Alumni Profile: Commemorating 40 Years


Michael Mulholland, ’78 MD, PhD 

When Michael Mulholland, ’78 MD, PhD, married during the last month of medical school, he was sharing a small room in Abbott Hall, a dormitory at the time. “Our room had two beds, two dressers and two desks, with a community bathroom down the hall,” he recalls.

Upon vacating his quarters, all of Mulholland’s earthly possessions, mostly books, fit in the back seat of a Volkswagen Beetle. “But I left Northwestern with a great education, someone to share my life with and a future,” he says.

Mulholland, now chair of the Department of Surgery at the University of Michigan in Ann Arbor, met his one-day spouse, Patricia Heyboer, ’76 CERT, on the Northwestern campus early in his medical school years. She was also a student, in Northwestern’s physical therapy program. The two of them married on the Evanston campus in the Shiel Chapel, before living together in a Chicago apartment.

So there’s no question that 2018 is shaping up to be a banner year for Mulholland. In addition to celebrating 40 years of marriage and graduation from medical school, he is marking his 30th year at the University of Michigan and, in April, was bestowed Feinberg’s 2018 Distinguished Medical Alumnus Award.

Places like Northwestern University and the University of Michigan “are true jewels of American public life,” Mulholland states. “They are both dedicated to a really high set of ideals, including care of the sickest individuals, the advancement of knowledge and teaching the next generation of caregivers. Those are noble attributes that benefit the larger American society and are worth honoring and supporting.”

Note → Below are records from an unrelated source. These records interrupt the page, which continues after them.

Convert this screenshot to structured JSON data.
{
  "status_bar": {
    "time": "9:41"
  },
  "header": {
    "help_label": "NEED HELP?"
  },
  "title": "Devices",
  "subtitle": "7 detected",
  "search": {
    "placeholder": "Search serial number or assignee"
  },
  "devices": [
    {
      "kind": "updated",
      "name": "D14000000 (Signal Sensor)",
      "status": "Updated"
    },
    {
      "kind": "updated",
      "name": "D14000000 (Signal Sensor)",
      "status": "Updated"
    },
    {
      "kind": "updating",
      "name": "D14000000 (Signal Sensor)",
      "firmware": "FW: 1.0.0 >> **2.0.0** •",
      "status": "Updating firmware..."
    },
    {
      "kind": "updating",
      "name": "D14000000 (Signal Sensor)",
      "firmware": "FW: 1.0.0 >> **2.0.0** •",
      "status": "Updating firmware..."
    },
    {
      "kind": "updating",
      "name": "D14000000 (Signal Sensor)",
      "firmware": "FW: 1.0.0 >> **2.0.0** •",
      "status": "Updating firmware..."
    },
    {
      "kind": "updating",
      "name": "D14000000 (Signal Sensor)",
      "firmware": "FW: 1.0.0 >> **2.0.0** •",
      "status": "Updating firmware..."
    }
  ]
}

Mulholland, who graduated in 1971 from high school in Decatur, Illinois, chose Northwestern to pursue his undergraduate degree because the state of Illinois offered a college scholarship to residents who remained in state. “My experience as an undergraduate was so wonderful that I applied to the medical school as well,” says Mulholland, who earned his bachelor’s degree in chemistry in 1974.

Mulholland was drawn to general surgery because he enjoys taking care of sick patients and was attracted by the immediacy of results following the intervention. Plus, “there is a certain performance pressure when performing an operation that I relish,” he says. “General surgery is an extremely intimate form of medicine — especially when the patient is entrusting the surgeon to perform a big, risky operation. I have a very close, emotional relationship with my patients.”

Before landing at the University of Michigan in 1988, Mulholland spent seven years at the University of Minnesota in Minneapolis, where he was first an intern and then a resident in surgery. He also earned his PhD in surgery there in 1985.

At Michigan, where Mulholland has been the chair of Surgery since 2002 and surgeon-in-chief at University Hospital since 2003, he performs mostly operations of the upper gastrointestinal track — technically demanding but intriguing work.

Apart from having a major clinical practice, Mulholland has been the principal investigator of an NIH-funded research laboratory since 1988. “Over the last decade, our research has been dedicated to the mechanisms that control appetite, food ingestion and metabolic rate,” he explains. “All these things are of central importance to American life in terms of ingestive behavior or obesity or dysregulated eating behavior and metabolism.”

“General surgery is an extremely intimate form of medicine — especially when the patient is entrusting the surgeon to perform a big, risky operation. I have a very close, emotional relationship with my patients.”

Mulholland is interested in understanding how abnormalities occur and hopes that the new knowledge can be used to treat obesity, prevent diabetes or modify behavior.

But he’s most proud of his work building the University of Michigan’s faculty and general surgery residency program, “both of which I have poured my heart and soul into for the last 30 years.”

Mulholland, who in 2004 was elected to the Institute of Medicine, says that laparoscopic surgery has revolutionized the field of surgery since he graduated from Northwestern. “There have also been major advances in biology and medical research that have made surgery a multidisciplinary endeavor to a much greater degree than it was when I was beginning my career.”

He believes that the formula for a happy life is very simple: rewarding work and a loving family. “My work has been stimulating and challenging,” he says. “I cannot imagine professionally doing anything else in my life, and I currently do not have any plans to retire.”

He and Patricia have four grown children: an elementary school teacher, a college professor, a biomedical engineer and an attorney.

In the winter, Mulholland likes to ski, and in the summer, sail. He is also an enthusiastic gardener. Perhaps more impressive, though, is that the general surgeon, now 64, fulfilled his promise of commuting to work by running nearly 10 miles roundtrip until he turned 60.


Michael and Patricia in 1978 and again in 2018.